A study of lithium ion batteries cycle aging by thermodynamics techniques
Date of Issue2013
School of Materials Science and Engineering
Energy Research Institute

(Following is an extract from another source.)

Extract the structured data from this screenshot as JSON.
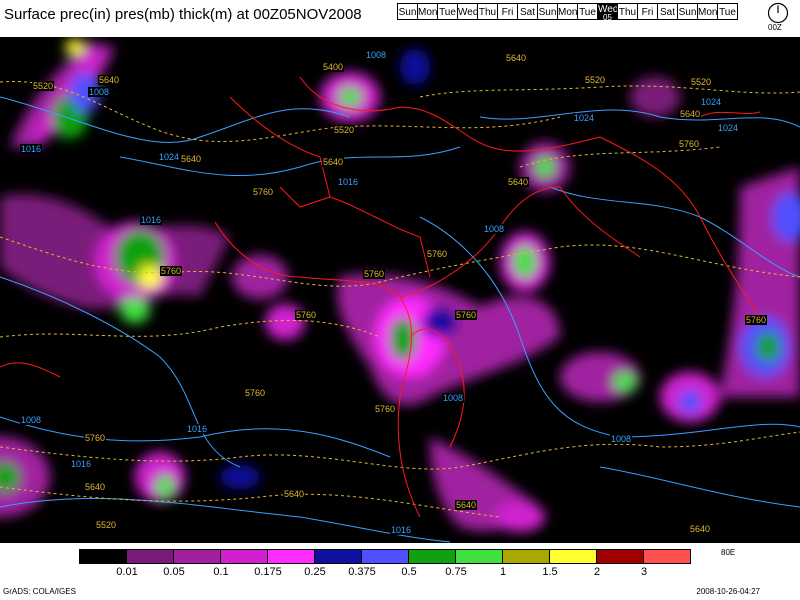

Lithium ion batteries (LiB) are cycled under a galvanostatic regime (∼C/2-rate) between 2.75 V and 4.2 V for up to 1000 cycles. After each completed 100 cycles, the discharge capacity, capacity loss, average discharge potential were determined under the same C/2 rate. Then cells undergo an additional charge and discharge cycle at C/6 rate followed by a thermodynamics measurements test. This enables open-circuit potential (OCP), entropy (ΔS) and enthalpy (ΔH) data to be assessed. It is found that with increasing cycle number, the entropy and enthalpy profiles show more significant changes than those observed in the discharge and the OCP curves especially at particular SOC and OCP values. These differences are attributed to the higher sensitivity of entropy and enthalpy state functions to changes in the crystal structure of the graphite anode and the lithiated cobalt oxide (LCO) induced by cycle aging compared to the free energy ΔG (OCP) alone. The thermodynamics data are supported by post-mortem X-ray diffractometry (XRD) and Raman scattering (RS) analyses on the electrode materials. The results show important LCO crystal structure degradation, whereas, surprisingly, the graphite anode remains almost unaffected by heavy cycling, if not improved.
Journal of power sources
© 2013 Elsevier B.V.